DIRECTIONS FOR THIS TASK:
Write out all of the data again, precisely as it appears.

DATA FOR THIS TASK:
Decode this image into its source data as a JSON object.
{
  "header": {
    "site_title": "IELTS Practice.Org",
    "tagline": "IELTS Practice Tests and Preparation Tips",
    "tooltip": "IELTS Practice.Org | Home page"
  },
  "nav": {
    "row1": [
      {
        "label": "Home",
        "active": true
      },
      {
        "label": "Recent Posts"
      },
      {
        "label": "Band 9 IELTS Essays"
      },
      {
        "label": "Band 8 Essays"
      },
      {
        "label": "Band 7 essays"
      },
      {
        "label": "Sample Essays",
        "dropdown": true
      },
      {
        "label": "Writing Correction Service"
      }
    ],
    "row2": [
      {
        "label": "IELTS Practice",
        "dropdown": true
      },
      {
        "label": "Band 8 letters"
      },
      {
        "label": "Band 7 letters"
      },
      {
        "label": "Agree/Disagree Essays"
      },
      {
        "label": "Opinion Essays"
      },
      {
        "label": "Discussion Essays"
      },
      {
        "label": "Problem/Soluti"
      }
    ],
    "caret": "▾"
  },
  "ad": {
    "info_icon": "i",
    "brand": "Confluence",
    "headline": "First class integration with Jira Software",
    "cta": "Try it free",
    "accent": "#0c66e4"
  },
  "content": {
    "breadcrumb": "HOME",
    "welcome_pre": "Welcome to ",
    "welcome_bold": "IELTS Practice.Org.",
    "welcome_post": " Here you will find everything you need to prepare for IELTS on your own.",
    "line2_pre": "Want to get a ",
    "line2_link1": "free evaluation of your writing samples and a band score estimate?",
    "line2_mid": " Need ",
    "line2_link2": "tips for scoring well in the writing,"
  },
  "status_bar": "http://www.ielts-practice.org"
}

TASK ANSWER:
Decode this image into its source data as a JSON object.
{
  "header": {
    "site_title": "IELTS Practice.Org",
    "tagline": "IELTS Practice Tests and Preparation Tips",
    "tooltip": "IELTS Practice.Org | Home page"
  },
  "nav": {
    "row1": [
      {
        "label": "Home",
        "active": true
      },
      {
        "label": "Recent Posts"
      },
      {
        "label": "Band 9 IELTS Essays"
      },
      {
        "label": "Band 8 Essays"
      },
      {
        "label": "Band 7 essays"
      },
      {
        "label": "Sample Essays",
        "dropdown": true
      },
      {
        "label": "Writing Correction Service"
      }
    ],
    "row2": [
      {
        "label": "IELTS Practice",
        "dropdown": true
      },
      {
        "label": "Band 8 letters"
      },
      {
        "label": "Band 7 letters"
      },
      {
        "label": "Agree/Disagree Essays"
      },
      {
        "label": "Opinion Essays"
      },
      {
        "label": "Discussion Essays"
      },
      {
        "label": "Problem/Soluti"
      }
    ],
    "caret": "▾"
  },
  "ad": {
    "info_icon": "i",
    "brand": "Confluence",
    "headline": "First class integration with Jira Software",
    "cta": "Try it free",
    "accent": "#0c66e4"
  },
  "content": {
    "breadcrumb": "HOME",
    "welcome_pre": "Welcome to ",
    "welcome_bold": "IELTS Practice.Org.",
    "welcome_post": " Here you will find everything you need to prepare for IELTS on your own.",
    "line2_pre": "Want to get a ",
    "line2_link1": "free evaluation of your writing samples and a band score estimate?",
    "line2_mid": " Need ",
    "line2_link2": "tips for scoring well in the writing,"
  },
  "status_bar": "http://www.ielts-practice.org"
}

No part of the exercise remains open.